[Excerpted data]
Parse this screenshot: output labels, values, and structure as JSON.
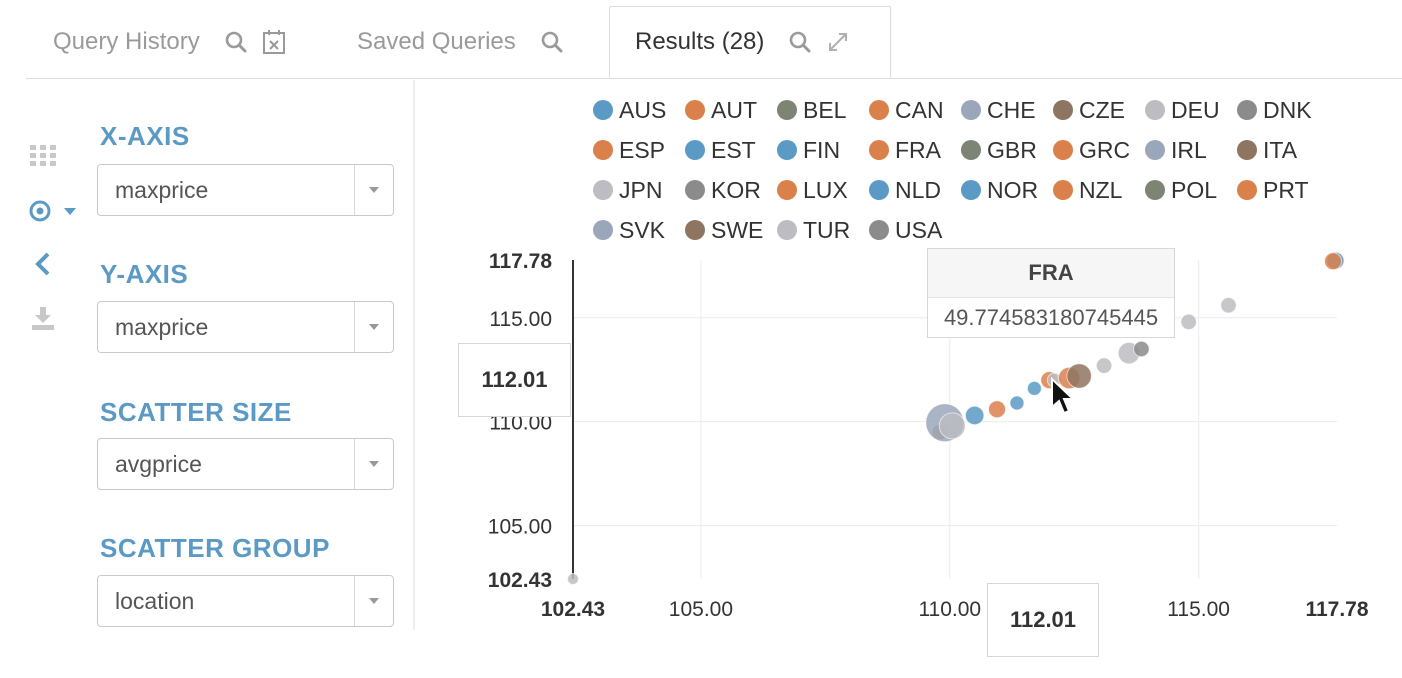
{
  "tabs": [
    {
      "label": "Query History",
      "icons": [
        "search-icon",
        "calendar-remove-icon"
      ],
      "active": false
    },
    {
      "label": "Saved Queries",
      "icons": [
        "search-icon"
      ],
      "active": false
    },
    {
      "label": "Results (28)",
      "icons": [
        "search-icon",
        "expand-icon"
      ],
      "active": true
    }
  ],
  "sidebar": {
    "icons": [
      "grid-icon",
      "scatter-chart-icon",
      "collapse-left-icon",
      "download-icon"
    ],
    "sections": [
      {
        "title": "X-AXIS",
        "value": "maxprice"
      },
      {
        "title": "Y-AXIS",
        "value": "maxprice"
      },
      {
        "title": "SCATTER SIZE",
        "value": "avgprice"
      },
      {
        "title": "SCATTER GROUP",
        "value": "location"
      }
    ]
  },
  "colors": {
    "accent": "#5b9ac4",
    "blue": "#5b9ac4",
    "orange": "#d9804b",
    "gray_green": "#7c8574",
    "slate": "#9aa7bb",
    "brown": "#8e7561",
    "light_gray": "#bcbcc2",
    "dark_gray": "#8b8b8b"
  },
  "legend": [
    {
      "name": "AUS",
      "color": "#5b9ac4"
    },
    {
      "name": "AUT",
      "color": "#d9804b"
    },
    {
      "name": "BEL",
      "color": "#7c8574"
    },
    {
      "name": "CAN",
      "color": "#d9804b"
    },
    {
      "name": "CHE",
      "color": "#9aa7bb"
    },
    {
      "name": "CZE",
      "color": "#8e7561"
    },
    {
      "name": "DEU",
      "color": "#bcbcc2"
    },
    {
      "name": "DNK",
      "color": "#8b8b8b"
    },
    {
      "name": "ESP",
      "color": "#d9804b"
    },
    {
      "name": "EST",
      "color": "#5b9ac4"
    },
    {
      "name": "FIN",
      "color": "#5b9ac4"
    },
    {
      "name": "FRA",
      "color": "#d9804b"
    },
    {
      "name": "GBR",
      "color": "#7c8574"
    },
    {
      "name": "GRC",
      "color": "#d9804b"
    },
    {
      "name": "IRL",
      "color": "#9aa7bb"
    },
    {
      "name": "ITA",
      "color": "#8e7561"
    },
    {
      "name": "JPN",
      "color": "#bcbcc2"
    },
    {
      "name": "KOR",
      "color": "#8b8b8b"
    },
    {
      "name": "LUX",
      "color": "#d9804b"
    },
    {
      "name": "NLD",
      "color": "#5b9ac4"
    },
    {
      "name": "NOR",
      "color": "#5b9ac4"
    },
    {
      "name": "NZL",
      "color": "#d9804b"
    },
    {
      "name": "POL",
      "color": "#7c8574"
    },
    {
      "name": "PRT",
      "color": "#d9804b"
    },
    {
      "name": "SVK",
      "color": "#9aa7bb"
    },
    {
      "name": "SWE",
      "color": "#8e7561"
    },
    {
      "name": "TUR",
      "color": "#bcbcc2"
    },
    {
      "name": "USA",
      "color": "#8b8b8b"
    }
  ],
  "chart_data": {
    "type": "scatter",
    "xlim": [
      102.43,
      117.78
    ],
    "ylim": [
      102.43,
      117.78
    ],
    "x_ticks": [
      "102.43",
      "105.00",
      "110.00",
      "115.00",
      "117.78"
    ],
    "y_ticks": [
      "117.78",
      "115.00",
      "110.00",
      "105.00",
      "102.43"
    ],
    "grid": true,
    "legend_position": "top",
    "crosshair_x_label": "112.01",
    "crosshair_y_label": "112.01",
    "tooltip": {
      "title": "FRA",
      "value": "49.774583180745445"
    },
    "points": [
      {
        "x": 102.43,
        "y": 102.43,
        "size": 0.1,
        "color": "#bcbcc2"
      },
      {
        "x": 109.8,
        "y": 109.5,
        "size": 0.25,
        "color": "#d9804b"
      },
      {
        "x": 109.9,
        "y": 109.95,
        "size": 1.0,
        "color": "#9aa7bb"
      },
      {
        "x": 110.05,
        "y": 109.8,
        "size": 0.6,
        "color": "#bcbcc2"
      },
      {
        "x": 110.5,
        "y": 110.3,
        "size": 0.35,
        "color": "#5b9ac4"
      },
      {
        "x": 110.95,
        "y": 110.6,
        "size": 0.3,
        "color": "#d9804b"
      },
      {
        "x": 111.35,
        "y": 110.9,
        "size": 0.2,
        "color": "#5b9ac4"
      },
      {
        "x": 111.7,
        "y": 111.6,
        "size": 0.2,
        "color": "#5b9ac4"
      },
      {
        "x": 112.0,
        "y": 112.0,
        "size": 0.3,
        "color": "#d9804b"
      },
      {
        "x": 112.1,
        "y": 112.0,
        "size": 0.2,
        "color": "#bcbcc2"
      },
      {
        "x": 112.4,
        "y": 112.1,
        "size": 0.45,
        "color": "#d9804b"
      },
      {
        "x": 112.6,
        "y": 112.2,
        "size": 0.55,
        "color": "#8e7561"
      },
      {
        "x": 113.1,
        "y": 112.7,
        "size": 0.25,
        "color": "#bcbcc2"
      },
      {
        "x": 113.6,
        "y": 113.3,
        "size": 0.45,
        "color": "#bcbcc2"
      },
      {
        "x": 113.85,
        "y": 113.5,
        "size": 0.25,
        "color": "#8b8b8b"
      },
      {
        "x": 114.8,
        "y": 114.8,
        "size": 0.25,
        "color": "#bcbcc2"
      },
      {
        "x": 115.6,
        "y": 115.6,
        "size": 0.25,
        "color": "#bcbcc2"
      },
      {
        "x": 117.75,
        "y": 117.75,
        "size": 0.3,
        "color": "#5b9ac4"
      },
      {
        "x": 117.7,
        "y": 117.72,
        "size": 0.3,
        "color": "#d9804b"
      }
    ]
  }
}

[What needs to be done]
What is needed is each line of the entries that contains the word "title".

[Response below]
        "title": "X-AXIS",
        "title": "Y-AXIS",
        "title": "SCATTER SIZE",
        "title": "SCATTER GROUP",
      "title": "FRA",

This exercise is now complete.